> Work item
When a line of the entries contains "hbase", please list that line.

> Interface dataset entries

>>>

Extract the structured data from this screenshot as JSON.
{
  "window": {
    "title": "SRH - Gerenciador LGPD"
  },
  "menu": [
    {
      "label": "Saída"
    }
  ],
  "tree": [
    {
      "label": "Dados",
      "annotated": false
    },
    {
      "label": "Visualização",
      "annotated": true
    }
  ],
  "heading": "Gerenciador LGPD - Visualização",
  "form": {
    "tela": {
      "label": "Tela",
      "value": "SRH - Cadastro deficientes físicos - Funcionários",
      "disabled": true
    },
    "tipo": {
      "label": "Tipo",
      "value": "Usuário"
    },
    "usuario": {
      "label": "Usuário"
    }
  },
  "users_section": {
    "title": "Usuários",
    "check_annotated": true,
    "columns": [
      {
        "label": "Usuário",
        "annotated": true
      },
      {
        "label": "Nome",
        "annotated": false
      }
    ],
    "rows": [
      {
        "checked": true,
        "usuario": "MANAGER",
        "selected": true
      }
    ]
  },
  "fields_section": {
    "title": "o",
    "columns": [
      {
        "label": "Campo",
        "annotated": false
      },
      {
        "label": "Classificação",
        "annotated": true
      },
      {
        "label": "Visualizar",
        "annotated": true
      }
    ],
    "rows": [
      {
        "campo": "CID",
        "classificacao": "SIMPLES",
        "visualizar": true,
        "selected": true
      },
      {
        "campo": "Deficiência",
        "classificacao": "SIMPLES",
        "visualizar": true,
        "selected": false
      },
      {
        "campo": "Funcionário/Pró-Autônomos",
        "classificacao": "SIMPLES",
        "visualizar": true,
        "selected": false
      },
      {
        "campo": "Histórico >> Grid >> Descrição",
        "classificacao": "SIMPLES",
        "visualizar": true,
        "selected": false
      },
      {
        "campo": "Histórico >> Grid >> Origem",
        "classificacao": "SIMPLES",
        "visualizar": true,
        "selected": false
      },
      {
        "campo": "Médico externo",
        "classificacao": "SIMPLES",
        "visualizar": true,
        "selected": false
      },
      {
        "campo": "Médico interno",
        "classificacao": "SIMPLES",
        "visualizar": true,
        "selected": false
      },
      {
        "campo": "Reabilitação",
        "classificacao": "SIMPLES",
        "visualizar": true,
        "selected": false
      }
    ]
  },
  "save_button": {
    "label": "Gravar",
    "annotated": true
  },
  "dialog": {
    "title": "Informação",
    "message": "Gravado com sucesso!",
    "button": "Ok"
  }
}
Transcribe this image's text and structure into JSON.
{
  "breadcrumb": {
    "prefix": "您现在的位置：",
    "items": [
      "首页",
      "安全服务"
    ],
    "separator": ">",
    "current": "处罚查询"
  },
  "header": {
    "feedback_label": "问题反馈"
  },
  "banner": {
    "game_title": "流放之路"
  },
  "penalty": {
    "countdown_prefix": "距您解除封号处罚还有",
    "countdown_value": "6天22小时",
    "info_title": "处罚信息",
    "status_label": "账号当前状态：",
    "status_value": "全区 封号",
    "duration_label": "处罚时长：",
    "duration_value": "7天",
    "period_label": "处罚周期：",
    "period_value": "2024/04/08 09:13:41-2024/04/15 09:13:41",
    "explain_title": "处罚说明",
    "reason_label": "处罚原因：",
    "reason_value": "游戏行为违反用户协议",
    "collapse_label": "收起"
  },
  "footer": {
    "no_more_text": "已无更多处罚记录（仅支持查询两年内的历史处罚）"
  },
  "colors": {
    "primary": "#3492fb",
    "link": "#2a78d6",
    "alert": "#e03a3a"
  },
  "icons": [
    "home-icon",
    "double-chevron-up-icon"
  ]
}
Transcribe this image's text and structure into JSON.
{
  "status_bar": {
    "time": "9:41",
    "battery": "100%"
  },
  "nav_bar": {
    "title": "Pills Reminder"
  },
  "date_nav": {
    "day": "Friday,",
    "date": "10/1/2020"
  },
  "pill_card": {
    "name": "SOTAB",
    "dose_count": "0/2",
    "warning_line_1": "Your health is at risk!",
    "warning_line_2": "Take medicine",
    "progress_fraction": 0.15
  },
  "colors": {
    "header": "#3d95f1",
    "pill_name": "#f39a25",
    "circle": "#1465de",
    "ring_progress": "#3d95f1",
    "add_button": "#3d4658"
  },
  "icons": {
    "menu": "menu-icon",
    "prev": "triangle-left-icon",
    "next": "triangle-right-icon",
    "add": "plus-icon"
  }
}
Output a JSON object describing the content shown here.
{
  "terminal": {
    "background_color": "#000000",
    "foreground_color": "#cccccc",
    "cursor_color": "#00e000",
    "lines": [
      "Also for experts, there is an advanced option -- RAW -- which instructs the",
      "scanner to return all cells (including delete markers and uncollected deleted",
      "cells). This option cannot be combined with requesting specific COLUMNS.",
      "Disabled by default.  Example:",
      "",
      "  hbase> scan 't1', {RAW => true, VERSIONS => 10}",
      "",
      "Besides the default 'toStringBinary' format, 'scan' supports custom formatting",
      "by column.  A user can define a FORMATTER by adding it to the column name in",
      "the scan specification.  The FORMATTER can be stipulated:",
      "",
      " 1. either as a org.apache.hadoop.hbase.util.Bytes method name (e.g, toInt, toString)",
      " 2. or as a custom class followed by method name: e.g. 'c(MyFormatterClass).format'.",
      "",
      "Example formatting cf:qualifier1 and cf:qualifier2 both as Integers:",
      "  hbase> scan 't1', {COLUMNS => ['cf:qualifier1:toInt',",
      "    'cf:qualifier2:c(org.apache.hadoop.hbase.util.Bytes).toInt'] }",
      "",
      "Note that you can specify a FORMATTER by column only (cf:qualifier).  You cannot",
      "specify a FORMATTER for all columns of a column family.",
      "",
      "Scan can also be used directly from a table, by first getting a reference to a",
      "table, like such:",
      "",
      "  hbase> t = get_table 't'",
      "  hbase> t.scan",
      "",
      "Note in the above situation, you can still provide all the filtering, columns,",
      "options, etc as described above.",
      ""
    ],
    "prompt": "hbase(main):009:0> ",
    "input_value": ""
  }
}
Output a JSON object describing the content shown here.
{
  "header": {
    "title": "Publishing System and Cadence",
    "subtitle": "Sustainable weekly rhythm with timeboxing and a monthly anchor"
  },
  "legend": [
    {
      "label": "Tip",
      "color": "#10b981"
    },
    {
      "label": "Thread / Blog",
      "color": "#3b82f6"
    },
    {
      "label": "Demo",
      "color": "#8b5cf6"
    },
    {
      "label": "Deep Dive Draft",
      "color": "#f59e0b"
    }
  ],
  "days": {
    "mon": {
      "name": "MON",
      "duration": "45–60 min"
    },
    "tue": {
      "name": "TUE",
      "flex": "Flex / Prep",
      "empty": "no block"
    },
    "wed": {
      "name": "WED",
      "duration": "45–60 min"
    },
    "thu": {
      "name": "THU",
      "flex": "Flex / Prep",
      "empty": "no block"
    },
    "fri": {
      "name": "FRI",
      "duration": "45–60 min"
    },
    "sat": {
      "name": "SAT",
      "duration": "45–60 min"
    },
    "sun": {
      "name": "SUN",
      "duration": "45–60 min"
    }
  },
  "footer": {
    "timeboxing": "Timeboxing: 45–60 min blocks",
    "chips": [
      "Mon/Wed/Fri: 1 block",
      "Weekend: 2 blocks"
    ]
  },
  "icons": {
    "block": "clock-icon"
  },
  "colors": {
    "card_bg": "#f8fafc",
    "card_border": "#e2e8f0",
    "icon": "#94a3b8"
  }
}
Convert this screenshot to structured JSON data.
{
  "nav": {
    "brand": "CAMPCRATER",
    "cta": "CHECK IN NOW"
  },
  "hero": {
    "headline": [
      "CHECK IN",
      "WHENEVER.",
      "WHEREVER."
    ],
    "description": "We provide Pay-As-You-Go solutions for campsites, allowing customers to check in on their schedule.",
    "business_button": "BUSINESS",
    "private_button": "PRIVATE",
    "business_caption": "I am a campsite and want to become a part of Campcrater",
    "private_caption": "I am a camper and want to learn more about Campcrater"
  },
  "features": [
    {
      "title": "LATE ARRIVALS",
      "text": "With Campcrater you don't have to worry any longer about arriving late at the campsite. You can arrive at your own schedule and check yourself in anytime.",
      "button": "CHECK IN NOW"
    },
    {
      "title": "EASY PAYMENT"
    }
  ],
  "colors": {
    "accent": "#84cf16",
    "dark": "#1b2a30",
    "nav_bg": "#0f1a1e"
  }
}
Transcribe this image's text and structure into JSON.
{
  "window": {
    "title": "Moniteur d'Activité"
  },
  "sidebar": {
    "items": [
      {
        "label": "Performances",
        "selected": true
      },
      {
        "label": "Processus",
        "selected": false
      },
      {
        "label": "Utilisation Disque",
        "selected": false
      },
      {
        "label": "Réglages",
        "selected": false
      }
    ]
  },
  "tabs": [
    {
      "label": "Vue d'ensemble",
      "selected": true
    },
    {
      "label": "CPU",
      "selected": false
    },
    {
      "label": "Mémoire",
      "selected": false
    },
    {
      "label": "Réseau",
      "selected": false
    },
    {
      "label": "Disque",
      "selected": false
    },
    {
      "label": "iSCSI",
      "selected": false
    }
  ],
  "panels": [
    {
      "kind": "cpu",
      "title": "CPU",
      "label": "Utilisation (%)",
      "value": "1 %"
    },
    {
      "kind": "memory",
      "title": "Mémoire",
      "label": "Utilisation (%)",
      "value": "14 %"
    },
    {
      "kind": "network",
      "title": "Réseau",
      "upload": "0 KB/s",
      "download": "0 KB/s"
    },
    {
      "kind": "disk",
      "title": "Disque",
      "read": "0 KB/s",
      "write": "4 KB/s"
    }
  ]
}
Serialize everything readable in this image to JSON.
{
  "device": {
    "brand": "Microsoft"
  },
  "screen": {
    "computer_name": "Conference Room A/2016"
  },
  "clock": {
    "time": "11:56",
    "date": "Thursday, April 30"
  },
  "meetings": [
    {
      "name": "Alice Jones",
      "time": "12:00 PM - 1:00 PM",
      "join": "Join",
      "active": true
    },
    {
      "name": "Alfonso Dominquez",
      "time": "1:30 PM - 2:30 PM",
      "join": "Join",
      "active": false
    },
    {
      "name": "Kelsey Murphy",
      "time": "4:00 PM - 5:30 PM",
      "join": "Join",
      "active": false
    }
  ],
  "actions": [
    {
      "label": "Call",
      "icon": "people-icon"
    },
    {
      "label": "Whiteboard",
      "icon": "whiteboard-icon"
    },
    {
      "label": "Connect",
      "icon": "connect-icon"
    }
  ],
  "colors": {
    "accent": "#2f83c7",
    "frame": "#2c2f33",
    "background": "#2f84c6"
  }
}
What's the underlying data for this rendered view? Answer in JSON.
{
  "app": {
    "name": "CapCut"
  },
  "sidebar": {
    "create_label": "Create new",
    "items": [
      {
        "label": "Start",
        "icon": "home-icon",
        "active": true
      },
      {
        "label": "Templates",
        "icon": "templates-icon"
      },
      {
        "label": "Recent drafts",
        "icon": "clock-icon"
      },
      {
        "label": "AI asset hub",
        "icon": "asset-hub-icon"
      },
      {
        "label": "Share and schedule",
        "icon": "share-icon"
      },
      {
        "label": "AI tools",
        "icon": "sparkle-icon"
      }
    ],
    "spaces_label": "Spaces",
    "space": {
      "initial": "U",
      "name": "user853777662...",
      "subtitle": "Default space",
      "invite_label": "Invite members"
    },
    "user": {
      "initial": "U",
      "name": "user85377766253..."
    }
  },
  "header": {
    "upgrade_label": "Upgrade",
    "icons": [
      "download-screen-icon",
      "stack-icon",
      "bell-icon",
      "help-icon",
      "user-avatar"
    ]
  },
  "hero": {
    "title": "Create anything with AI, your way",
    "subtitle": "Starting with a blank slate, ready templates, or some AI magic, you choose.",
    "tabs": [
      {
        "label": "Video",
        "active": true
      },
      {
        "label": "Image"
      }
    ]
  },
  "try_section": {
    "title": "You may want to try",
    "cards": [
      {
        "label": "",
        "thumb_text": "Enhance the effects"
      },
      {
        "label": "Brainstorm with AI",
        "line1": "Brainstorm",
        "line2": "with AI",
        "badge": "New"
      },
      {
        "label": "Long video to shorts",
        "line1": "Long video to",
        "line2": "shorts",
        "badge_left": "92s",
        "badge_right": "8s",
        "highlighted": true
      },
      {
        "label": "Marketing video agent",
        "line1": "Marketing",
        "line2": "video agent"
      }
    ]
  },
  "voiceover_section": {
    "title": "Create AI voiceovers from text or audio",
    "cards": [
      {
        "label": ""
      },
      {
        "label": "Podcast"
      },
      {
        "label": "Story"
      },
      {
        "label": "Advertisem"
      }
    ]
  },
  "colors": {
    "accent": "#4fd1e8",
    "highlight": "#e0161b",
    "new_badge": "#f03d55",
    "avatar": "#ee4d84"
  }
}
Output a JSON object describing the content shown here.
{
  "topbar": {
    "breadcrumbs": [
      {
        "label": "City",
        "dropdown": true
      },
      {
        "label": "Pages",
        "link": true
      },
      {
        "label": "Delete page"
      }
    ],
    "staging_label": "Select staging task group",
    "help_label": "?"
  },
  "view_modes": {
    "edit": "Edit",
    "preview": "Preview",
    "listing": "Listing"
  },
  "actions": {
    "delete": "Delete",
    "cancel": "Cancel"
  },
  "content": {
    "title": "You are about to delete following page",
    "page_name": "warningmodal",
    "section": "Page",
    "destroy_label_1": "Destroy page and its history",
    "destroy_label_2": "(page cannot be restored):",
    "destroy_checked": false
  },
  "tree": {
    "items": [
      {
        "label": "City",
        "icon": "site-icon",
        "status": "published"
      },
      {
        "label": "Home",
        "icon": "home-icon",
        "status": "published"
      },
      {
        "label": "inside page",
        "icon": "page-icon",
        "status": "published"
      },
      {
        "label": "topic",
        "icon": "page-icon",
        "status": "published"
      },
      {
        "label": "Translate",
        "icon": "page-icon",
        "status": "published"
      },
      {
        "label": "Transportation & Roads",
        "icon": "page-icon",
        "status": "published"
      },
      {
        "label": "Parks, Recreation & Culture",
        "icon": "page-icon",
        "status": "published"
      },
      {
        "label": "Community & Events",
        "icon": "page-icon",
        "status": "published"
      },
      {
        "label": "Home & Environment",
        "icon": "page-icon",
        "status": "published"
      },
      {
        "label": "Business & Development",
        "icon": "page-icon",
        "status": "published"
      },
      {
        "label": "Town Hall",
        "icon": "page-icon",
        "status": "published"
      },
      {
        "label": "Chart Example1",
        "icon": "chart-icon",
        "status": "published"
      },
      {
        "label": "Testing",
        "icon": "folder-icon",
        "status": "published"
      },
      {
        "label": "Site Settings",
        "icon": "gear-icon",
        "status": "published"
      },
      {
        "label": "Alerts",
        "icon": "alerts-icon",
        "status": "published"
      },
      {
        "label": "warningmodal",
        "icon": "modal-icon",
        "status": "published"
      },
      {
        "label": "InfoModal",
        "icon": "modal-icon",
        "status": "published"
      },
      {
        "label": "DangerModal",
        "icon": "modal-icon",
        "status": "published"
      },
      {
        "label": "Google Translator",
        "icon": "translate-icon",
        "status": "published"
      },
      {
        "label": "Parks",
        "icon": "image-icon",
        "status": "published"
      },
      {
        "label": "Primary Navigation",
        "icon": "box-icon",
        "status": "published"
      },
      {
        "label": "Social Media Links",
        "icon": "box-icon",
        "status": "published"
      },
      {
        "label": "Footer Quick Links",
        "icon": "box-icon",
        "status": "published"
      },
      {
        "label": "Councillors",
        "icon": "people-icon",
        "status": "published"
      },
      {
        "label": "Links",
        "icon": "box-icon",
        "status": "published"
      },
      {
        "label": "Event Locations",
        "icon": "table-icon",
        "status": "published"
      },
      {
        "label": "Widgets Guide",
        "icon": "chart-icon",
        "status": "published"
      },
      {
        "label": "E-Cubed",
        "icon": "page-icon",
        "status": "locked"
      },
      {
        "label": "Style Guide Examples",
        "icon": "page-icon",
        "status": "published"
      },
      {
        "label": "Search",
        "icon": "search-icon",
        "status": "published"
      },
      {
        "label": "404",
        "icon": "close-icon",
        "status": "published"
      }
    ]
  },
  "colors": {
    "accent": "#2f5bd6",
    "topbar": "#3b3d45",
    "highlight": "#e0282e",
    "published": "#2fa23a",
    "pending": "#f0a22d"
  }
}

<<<

> Answer below
      "  hbase> scan 't1', {RAW => true, VERSIONS => 10}",
      " 1. either as a org.apache.hadoop.hbase.util.Bytes method name (e.g, toInt, toString)",
      "  hbase> scan 't1', {COLUMNS => ['cf:qualifier1:toInt',",
      "    'cf:qualifier2:c(org.apache.hadoop.hbase.util.Bytes).toInt'] }",
      "  hbase> t = get_table 't'",
      "  hbase> t.scan",
    "prompt": "hbase(main):009:0> ",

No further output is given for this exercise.